Margaret Pace Farmer Obituary
County mourns loss of historian
By Jaine Treadwell, The Messenger
Pike County is mourning the death of great lady who was arguably the most influential woman in Troy and Pike County history.
Margaret Pace Farmer died Friday, Jan. 19, 2007, at the age of 94, leaving a legacy that will benefit many generations to come.
Bill Rice, Troy historian, said Farmer was so important in preserving the history of Troy and Pike County that it is hard to think that anyone else could have done what she did.
“She was one of my favorite people,” Rice said. “Her father, Matthew Downer Pace, was the fourth president of Troy University. She was married to Curren Farmer, who was the plant manager at the university. He was responsible for many things at the university including the building of the golf course.”
Rice said Farmer also was a successful businesswoman.
“She and her husband built about 500 houses in the area around the university, and they founded the pioneer museum in Troy that is now the Pike Pioneer Museum of Alabama,” Rice said.
However, Farmer was widely recognized and appreciated for her two history books about Pike County.
“Margaret Pace Farmer wrote the best history books about Pike County that have ever been written, and they will always be the best history books about the county,” Rice said “The first was a classic history of the county until 1900. The other was the 150-year history of the county, through 1971.
“Every history that had been written about Pike County was wrong until she wrote those two books. Margaret wrote a weekly historical column for The Troy Messenger and was personally responsible for The Troy Messenger being put on tapes and on file for use in historical research.
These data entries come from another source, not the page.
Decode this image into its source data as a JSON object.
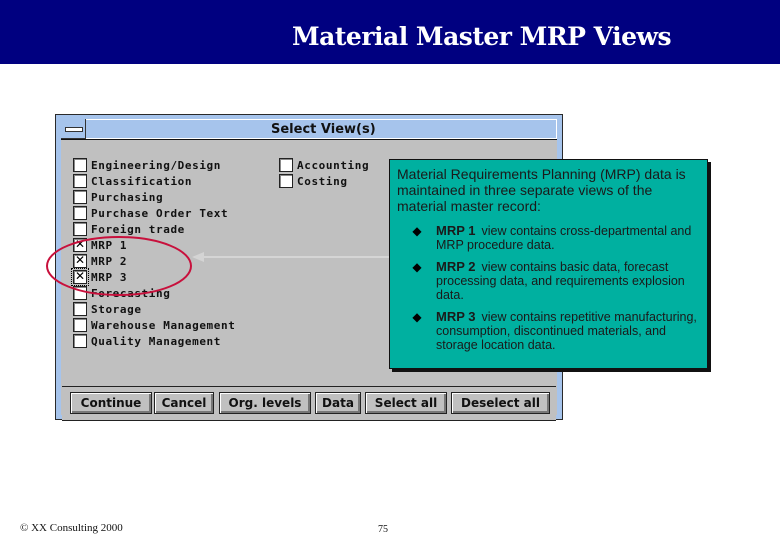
{
  "slide": {
    "title": "Material Master MRP Views",
    "footer_copyright": "© XX Consulting 2000",
    "page_number": "75"
  },
  "dialog": {
    "title": "Select View(s)",
    "system_menu_icon": "system-menu-icon",
    "left_column": [
      {
        "label": "Engineering/Design",
        "checked": false
      },
      {
        "label": "Classification",
        "checked": false
      },
      {
        "label": "Purchasing",
        "checked": false
      },
      {
        "label": "Purchase Order Text",
        "checked": false
      },
      {
        "label": "Foreign trade",
        "checked": false
      },
      {
        "label": "MRP 1",
        "checked": true
      },
      {
        "label": "MRP 2",
        "checked": true
      },
      {
        "label": "MRP 3",
        "checked": true
      },
      {
        "label": "Forecasting",
        "checked": false
      },
      {
        "label": "Storage",
        "checked": false
      },
      {
        "label": "Warehouse Management",
        "checked": false
      },
      {
        "label": "Quality Management",
        "checked": false
      }
    ],
    "right_column": [
      {
        "label": "Accounting",
        "checked": false
      },
      {
        "label": "Costing",
        "checked": false
      }
    ],
    "buttons": {
      "continue": "Continue",
      "cancel": "Cancel",
      "org_levels": "Org. levels",
      "data": "Data",
      "select_all": "Select all",
      "deselect_all": "Deselect all"
    }
  },
  "callout": {
    "intro": "Material Requirements Planning (MRP) data is maintained in three separate views of the material master record:",
    "bullet_icon": "◆",
    "bullets": [
      {
        "term": "MRP 1",
        "text": "view contains cross-departmental and MRP procedure data."
      },
      {
        "term": "MRP 2",
        "text": "view contains basic data, forecast processing data, and requirements explosion data."
      },
      {
        "term": "MRP 3",
        "text": "view contains repetitive manufacturing, consumption, discontinued materials, and storage location data."
      }
    ]
  },
  "colors": {
    "header_bg": "#000080",
    "dialog_frame": "#a6c4ec",
    "dialog_client": "#c0c0c0",
    "callout_bg": "#00b0a0",
    "highlight_ellipse": "#c8103c"
  }
}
She was also responsible for the re-establishment of the public library in Troy.”
Farmer's first history of Pike County led to the formation of the Pike County Historical Society in 1953.
“People ask me how I know so much about the history of Pike County, and I always say because I read Margaret Pace Farmer's books,” Rice said. “Margaret Pace Farmer was a tremendous influence in Troy and Pike County, and her influence will continue to be felt for generations to come,”
Karen Bullard, Troy Public Library genealogy specialist, agreed that Farmer did more to preserve the history of Pike County and pass it along than anyone in the county's history.
“When Mrs. Farmer believed in something she worked to get it started and worked to see it to fruition,” Bullard said. “Pike County has lost a great friend.”
Troy Mayor Jimmy Lunsford said that he couldn't imagine that there would ever be anyone like Margaret Pace Farmer again.
“When God made her, he threw away the mold,” Lunsford said. “I thought the world of her. Mrs. Farmer will be greatly missed. She was such a stickler about history. She was passionate about history and about her community. She almost demanded that you read her books. They were very accurate accounts. That was her intention - to write accurate histories of Troy and Pike County.”
Farmer didn't only write about the history of Pike County, she was a part of it. What she accomplished with the pen was only a part of her contributions to the community.
Gary Guthrie, president of Troy Bank and Trust, said Farmer was a part of this history of Pike County.
“People like her don't come along often,” he said. “Margaret Pace Farmer was dedicated to the community. She loved her community and she loved the people. When the bank celebrated it 100th anniversary, she was here and really didn't want to go home.”
To emphasize how much a part of the community Farmer was, Guthrie said she had met every president of Troy Bank and Trust.
“She was a great lady, and she will be missed,” he said.
Not many people in Troy and Pike County didn't know Farmer or know of her. Some were fortunate to be able to call her friend.
“Margaret was a very good friend,” said Eulalia Holston. “And if it had not been for Margaret, we would not have a Pike County Historical Society. She was a friend to everyone. She was a joy to work with because she cared about people and she cared about Troy and Pike County. She loved her family. Her children were so special to her. She was a good mama and a good friend and we will all miss her.”